(TASK INPUTS Opens)
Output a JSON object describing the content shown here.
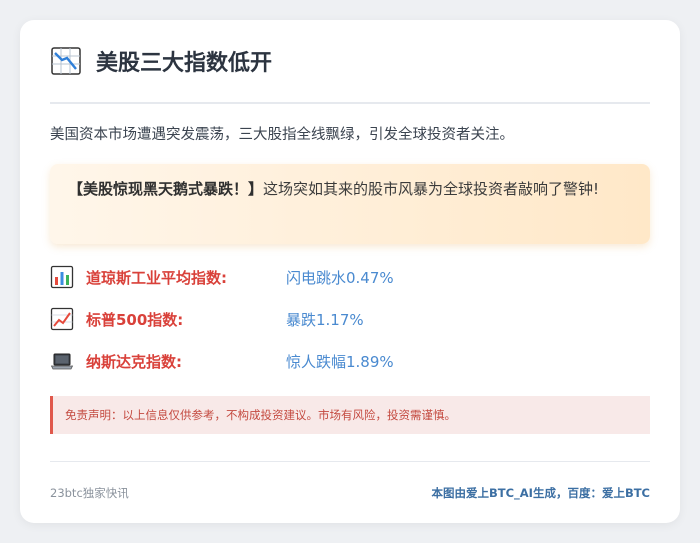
{
  "header": {
    "icon": "chart-decreasing-icon",
    "title": "美股三大指数低开"
  },
  "intro": "美国资本市场遭遇突发震荡，三大股指全线飘绿，引发全球投资者关注。",
  "alert": {
    "strong": "【美股惊现黑天鹅式暴跌！】",
    "text": "这场突如其来的股市风暴为全球投资者敲响了警钟!"
  },
  "indices": [
    {
      "icon": "bar-chart-icon",
      "label": "道琼斯工业平均指数:",
      "value": "闪电跳水0.47%"
    },
    {
      "icon": "chart-increasing-icon",
      "label": "标普500指数:",
      "value": "暴跌1.17%"
    },
    {
      "icon": "laptop-icon",
      "label": "纳斯达克指数:",
      "value": "惊人跌幅1.89%"
    }
  ],
  "disclaimer": "免责声明：以上信息仅供参考，不构成投资建议。市场有风险，投资需谨慎。",
  "footer": {
    "source": "23btc独家快讯",
    "credit": "本图由爱上BTC_AI生成，百度：爱上BTC"
  },
  "colors": {
    "title": "#2c3440",
    "index_label": "#d9413a",
    "index_value": "#4a8ad0",
    "disclaimer_text": "#c44a40",
    "footer_credit": "#3c6fa3"
  }
}
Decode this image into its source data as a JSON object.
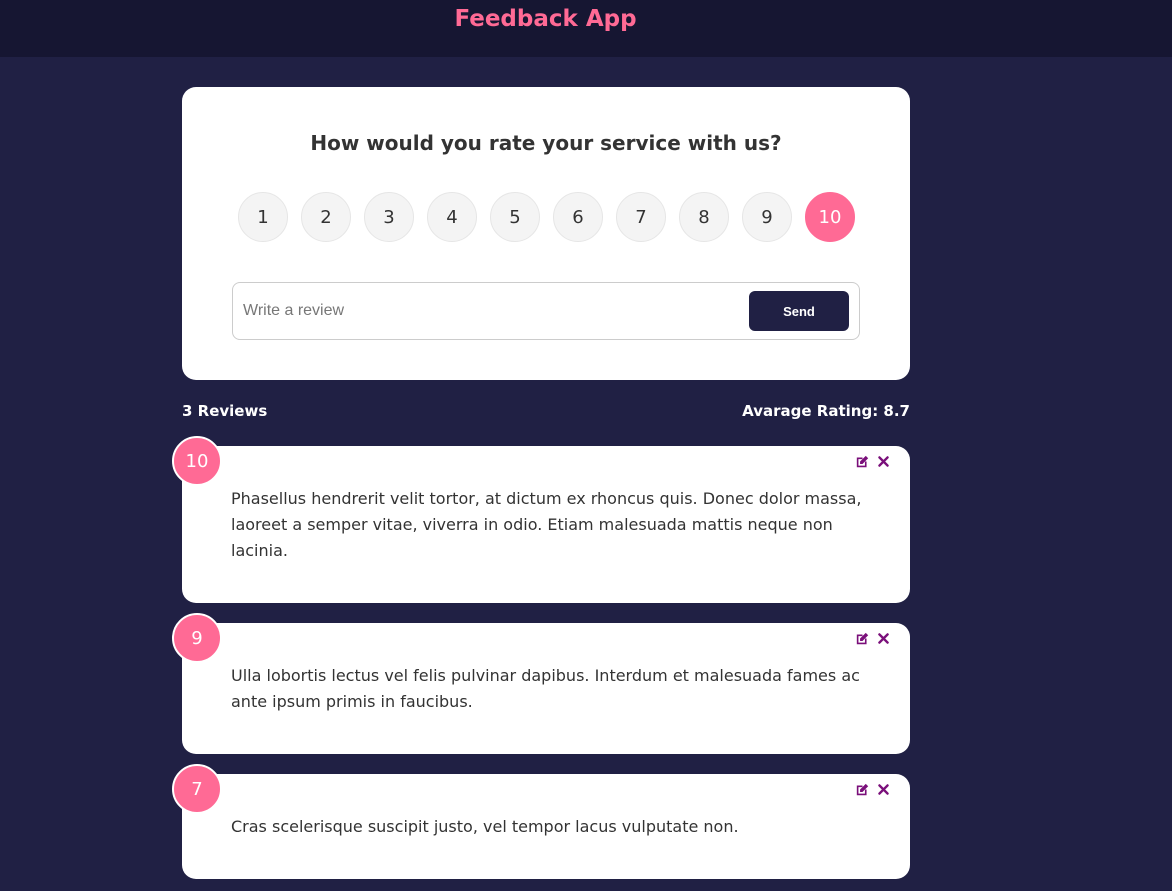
{
  "header": {
    "title": "Feedback App"
  },
  "rating_card": {
    "question": "How would you rate your service with us?",
    "options": [
      "1",
      "2",
      "3",
      "4",
      "5",
      "6",
      "7",
      "8",
      "9",
      "10"
    ],
    "selected": "10",
    "review_placeholder": "Write a review",
    "review_value": "",
    "send_label": "Send"
  },
  "stats": {
    "count_text": "3 Reviews",
    "average_text": "Avarage Rating: 8.7"
  },
  "reviews": [
    {
      "rating": "10",
      "text": "Phasellus hendrerit velit tortor, at dictum ex rhoncus quis. Donec dolor massa, laoreet a semper vitae, viverra in odio. Etiam malesuada mattis neque non lacinia."
    },
    {
      "rating": "9",
      "text": "Ulla lobortis lectus vel felis pulvinar dapibus. Interdum et malesuada fames ac ante ipsum primis in faucibus."
    },
    {
      "rating": "7",
      "text": "Cras scelerisque suscipit justo, vel tempor lacus vulputate non."
    }
  ],
  "icons": {
    "edit": "edit-icon",
    "delete": "close-icon"
  },
  "colors": {
    "accent": "#ff6a95",
    "background": "#202044",
    "header": "#161632",
    "icon": "#7a0f7a"
  }
}
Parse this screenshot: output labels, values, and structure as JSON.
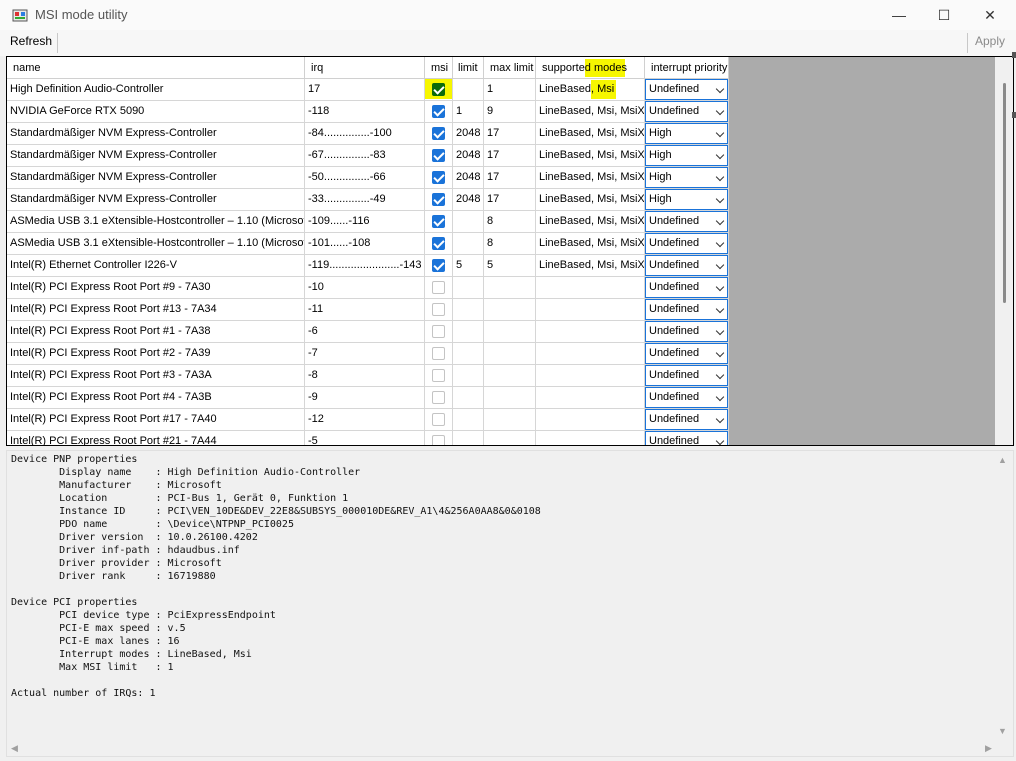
{
  "window": {
    "title": "MSI mode utility",
    "minimize": "—",
    "maximize": "☐",
    "close": "✕"
  },
  "toolbar": {
    "refresh_label": "Refresh",
    "apply_label": "Apply"
  },
  "table": {
    "headers": {
      "name": "name",
      "irq": "irq",
      "msi": "msi",
      "limit": "limit",
      "max_limit": "max limit",
      "modes": "supported modes",
      "priority": "interrupt priority"
    },
    "rows": [
      {
        "name": "High Definition Audio-Controller",
        "irq": "17",
        "msi": true,
        "limit": "",
        "max_limit": "1",
        "modes": "LineBased, Msi",
        "priority": "Undefined"
      },
      {
        "name": "NVIDIA GeForce RTX 5090",
        "irq": "-118",
        "msi": true,
        "limit": "1",
        "max_limit": "9",
        "modes": "LineBased, Msi, MsiX",
        "priority": "Undefined"
      },
      {
        "name": "Standardmäßiger NVM Express-Controller",
        "irq": "-84...............-100",
        "msi": true,
        "limit": "2048",
        "max_limit": "17",
        "modes": "LineBased, Msi, MsiX",
        "priority": "High"
      },
      {
        "name": "Standardmäßiger NVM Express-Controller",
        "irq": "-67...............-83",
        "msi": true,
        "limit": "2048",
        "max_limit": "17",
        "modes": "LineBased, Msi, MsiX",
        "priority": "High"
      },
      {
        "name": "Standardmäßiger NVM Express-Controller",
        "irq": "-50...............-66",
        "msi": true,
        "limit": "2048",
        "max_limit": "17",
        "modes": "LineBased, Msi, MsiX",
        "priority": "High"
      },
      {
        "name": "Standardmäßiger NVM Express-Controller",
        "irq": "-33...............-49",
        "msi": true,
        "limit": "2048",
        "max_limit": "17",
        "modes": "LineBased, Msi, MsiX",
        "priority": "High"
      },
      {
        "name": "ASMedia USB 3.1 eXtensible-Hostcontroller – 1.10 (Microsoft)",
        "irq": "-109......-116",
        "msi": true,
        "limit": "",
        "max_limit": "8",
        "modes": "LineBased, Msi, MsiX",
        "priority": "Undefined"
      },
      {
        "name": "ASMedia USB 3.1 eXtensible-Hostcontroller – 1.10 (Microsoft)",
        "irq": "-101......-108",
        "msi": true,
        "limit": "",
        "max_limit": "8",
        "modes": "LineBased, Msi, MsiX",
        "priority": "Undefined"
      },
      {
        "name": "Intel(R) Ethernet Controller I226-V",
        "irq": "-119.......................-143",
        "msi": true,
        "limit": "5",
        "max_limit": "5",
        "modes": "LineBased, Msi, MsiX",
        "priority": "Undefined"
      },
      {
        "name": "Intel(R) PCI Express Root Port #9 - 7A30",
        "irq": "-10",
        "msi": false,
        "limit": "",
        "max_limit": "",
        "modes": "",
        "priority": "Undefined"
      },
      {
        "name": "Intel(R) PCI Express Root Port #13 - 7A34",
        "irq": "-11",
        "msi": false,
        "limit": "",
        "max_limit": "",
        "modes": "",
        "priority": "Undefined"
      },
      {
        "name": "Intel(R) PCI Express Root Port #1 - 7A38",
        "irq": "-6",
        "msi": false,
        "limit": "",
        "max_limit": "",
        "modes": "",
        "priority": "Undefined"
      },
      {
        "name": "Intel(R) PCI Express Root Port #2 - 7A39",
        "irq": "-7",
        "msi": false,
        "limit": "",
        "max_limit": "",
        "modes": "",
        "priority": "Undefined"
      },
      {
        "name": "Intel(R) PCI Express Root Port #3 - 7A3A",
        "irq": "-8",
        "msi": false,
        "limit": "",
        "max_limit": "",
        "modes": "",
        "priority": "Undefined"
      },
      {
        "name": "Intel(R) PCI Express Root Port #4 - 7A3B",
        "irq": "-9",
        "msi": false,
        "limit": "",
        "max_limit": "",
        "modes": "",
        "priority": "Undefined"
      },
      {
        "name": "Intel(R) PCI Express Root Port #17 - 7A40",
        "irq": "-12",
        "msi": false,
        "limit": "",
        "max_limit": "",
        "modes": "",
        "priority": "Undefined"
      },
      {
        "name": "Intel(R) PCI Express Root Port #21 - 7A44",
        "irq": "-5",
        "msi": false,
        "limit": "",
        "max_limit": "",
        "modes": "",
        "priority": "Undefined"
      }
    ]
  },
  "properties": {
    "text": "Device PNP properties\n        Display name    : High Definition Audio-Controller\n        Manufacturer    : Microsoft\n        Location        : PCI-Bus 1, Gerät 0, Funktion 1\n        Instance ID     : PCI\\VEN_10DE&DEV_22E8&SUBSYS_000010DE&REV_A1\\4&256A0AA8&0&0108\n        PDO name        : \\Device\\NTPNP_PCI0025\n        Driver version  : 10.0.26100.4202\n        Driver inf-path : hdaudbus.inf\n        Driver provider : Microsoft\n        Driver rank     : 16719880\n\nDevice PCI properties\n        PCI device type : PciExpressEndpoint\n        PCI-E max speed : v.5\n        PCI-E max lanes : 16\n        Interrupt modes : LineBased, Msi\n        Max MSI limit   : 1\n\nActual number of IRQs: 1"
  },
  "icons": {
    "scroll_up": "▲",
    "scroll_down": "▼",
    "scroll_left": "◀",
    "scroll_right": "▶"
  },
  "colors": {
    "accent": "#1a73d9",
    "highlight": "#f6f600",
    "checked_highlight": "#0a6a0a"
  }
}
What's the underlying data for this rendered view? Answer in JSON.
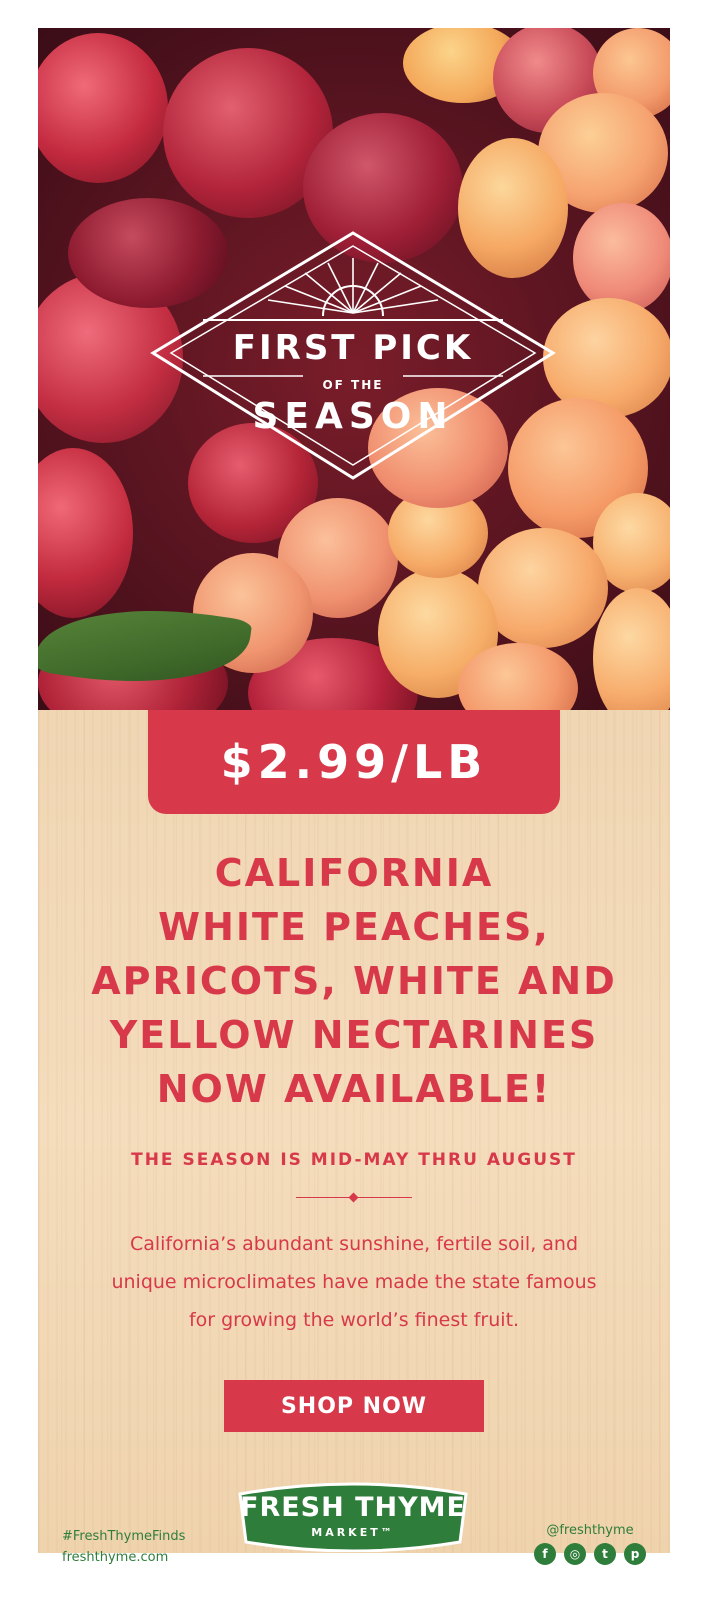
{
  "hero": {
    "badge_line1": "FIRST PICK",
    "badge_line2": "OF THE",
    "badge_line3": "SEASON"
  },
  "price": "$2.99/LB",
  "headline": [
    "CALIFORNIA",
    "WHITE PEACHES,",
    "APRICOTS, WHITE AND",
    "YELLOW NECTARINES",
    "NOW AVAILABLE!"
  ],
  "season_note": "THE SEASON IS MID-MAY THRU AUGUST",
  "body_lines": [
    "California’s abundant sunshine, fertile soil, and",
    "unique microclimates have made the state famous",
    "for growing the world’s finest fruit."
  ],
  "cta_label": "SHOP NOW",
  "logo": {
    "name": "FRESH THYME",
    "sub": "MARKET™"
  },
  "footer": {
    "hashtag": "#FreshThymeFinds",
    "site": "freshthyme.com",
    "handle": "@freshthyme"
  },
  "social_icons": [
    {
      "name": "facebook-icon",
      "glyph": "f"
    },
    {
      "name": "instagram-icon",
      "glyph": "◎"
    },
    {
      "name": "twitter-icon",
      "glyph": "t"
    },
    {
      "name": "pinterest-icon",
      "glyph": "p"
    }
  ],
  "colors": {
    "accent_red": "#d8394a",
    "brand_green": "#2f7d3a",
    "wood": "#f2d8b7"
  }
}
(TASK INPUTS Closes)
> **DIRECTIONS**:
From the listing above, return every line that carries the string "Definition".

> **RESPONSE FOR THIS EXERCISE**:
        "name": "High Definition Audio-Controller",
    "text": "Device PNP properties\n        Display name    : High Definition Audio-Controller\n        Manufacturer    : Microsoft\n        Location        : PCI-Bus 1, Gerät 0, Funktion 1\n        Instance ID     : PCI\\VEN_10DE&DEV_22E8&SUBSYS_000010DE&REV_A1\\4&256A0AA8&0&0108\n        PDO name        : \\Device\\NTPNP_PCI0025\n        Driver version  : 10.0.26100.4202\n        Driver inf-path : hdaudbus.inf\n        Driver provider : Microsoft\n        Driver rank     : 16719880\n\nDevice PCI properties\n        PCI device type : PciExpressEndpoint\n        PCI-E max speed : v.5\n        PCI-E max lanes : 16\n        Interrupt modes : LineBased, Msi\n        Max MSI limit   : 1\n\nActual number of IRQs: 1"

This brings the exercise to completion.